*** RECORDED DATA ***
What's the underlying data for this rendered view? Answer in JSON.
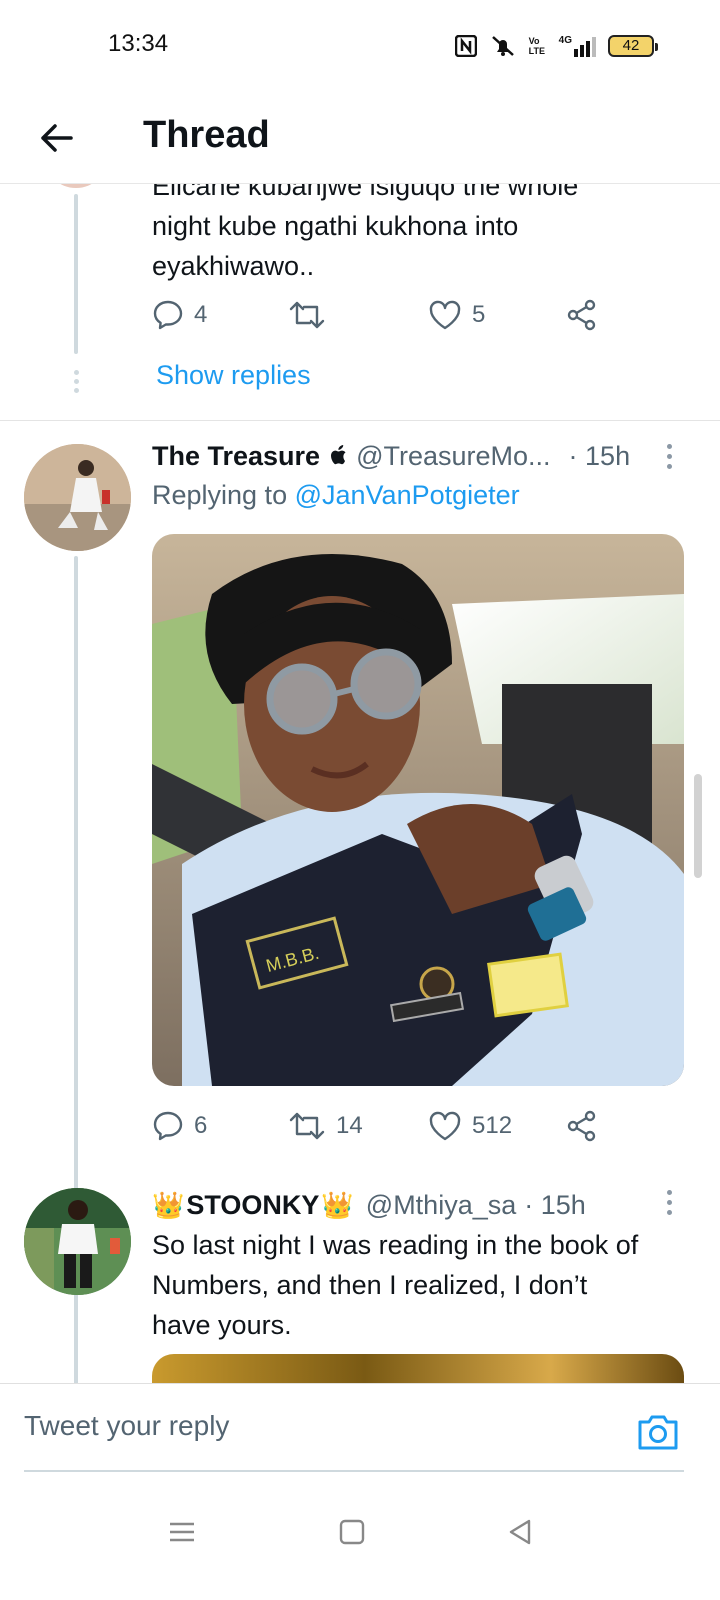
{
  "status_bar": {
    "time": "13:34",
    "network_label": "4G",
    "volte_label": "Vo LTE",
    "battery": "42"
  },
  "header": {
    "title": "Thread"
  },
  "partial_tweet": {
    "text_line1": "Elicane kubanjwe isiguqo the whole",
    "text_line2": "night kube ngathi kukhona into",
    "text_line3": "eyakhiwawo..",
    "reply_count": "4",
    "retweet_count": "",
    "like_count": "5",
    "show_replies": "Show replies"
  },
  "tweet_treasure": {
    "display_name": "The Treasure",
    "handle": "@TreasureMo...",
    "time": "· 15h",
    "replying_prefix": "Replying to",
    "replying_handle": "@JanVanPotgieter",
    "reply_count": "6",
    "retweet_count": "14",
    "like_count": "512"
  },
  "tweet_stoonky": {
    "display_name": "STOONKY",
    "handle": "@Mthiya_sa",
    "time": "· 15h",
    "text_line1": "So last night I was reading in the book of",
    "text_line2": "Numbers, and then I realized, I don’t",
    "text_line3": "have yours."
  },
  "reply_bar": {
    "placeholder": "Tweet your reply"
  },
  "colors": {
    "link": "#1d9bf0",
    "secondary_text": "#536471",
    "thread_line": "#cfd9de"
  }
}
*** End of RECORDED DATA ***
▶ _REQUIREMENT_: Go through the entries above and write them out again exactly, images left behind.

▶ _RESPONSE TO THE TASK_:
What's the underlying data for this rendered view? Answer in JSON.
{
  "status_bar": {
    "time": "13:34",
    "network_label": "4G",
    "volte_label": "Vo LTE",
    "battery": "42"
  },
  "header": {
    "title": "Thread"
  },
  "partial_tweet": {
    "text_line1": "Elicane kubanjwe isiguqo the whole",
    "text_line2": "night kube ngathi kukhona into",
    "text_line3": "eyakhiwawo..",
    "reply_count": "4",
    "retweet_count": "",
    "like_count": "5",
    "show_replies": "Show replies"
  },
  "tweet_treasure": {
    "display_name": "The Treasure",
    "handle": "@TreasureMo...",
    "time": "· 15h",
    "replying_prefix": "Replying to",
    "replying_handle": "@JanVanPotgieter",
    "reply_count": "6",
    "retweet_count": "14",
    "like_count": "512"
  },
  "tweet_stoonky": {
    "display_name": "STOONKY",
    "handle": "@Mthiya_sa",
    "time": "· 15h",
    "text_line1": "So last night I was reading in the book of",
    "text_line2": "Numbers, and then I realized, I don’t",
    "text_line3": "have yours."
  },
  "reply_bar": {
    "placeholder": "Tweet your reply"
  },
  "colors": {
    "link": "#1d9bf0",
    "secondary_text": "#536471",
    "thread_line": "#cfd9de"
  }
}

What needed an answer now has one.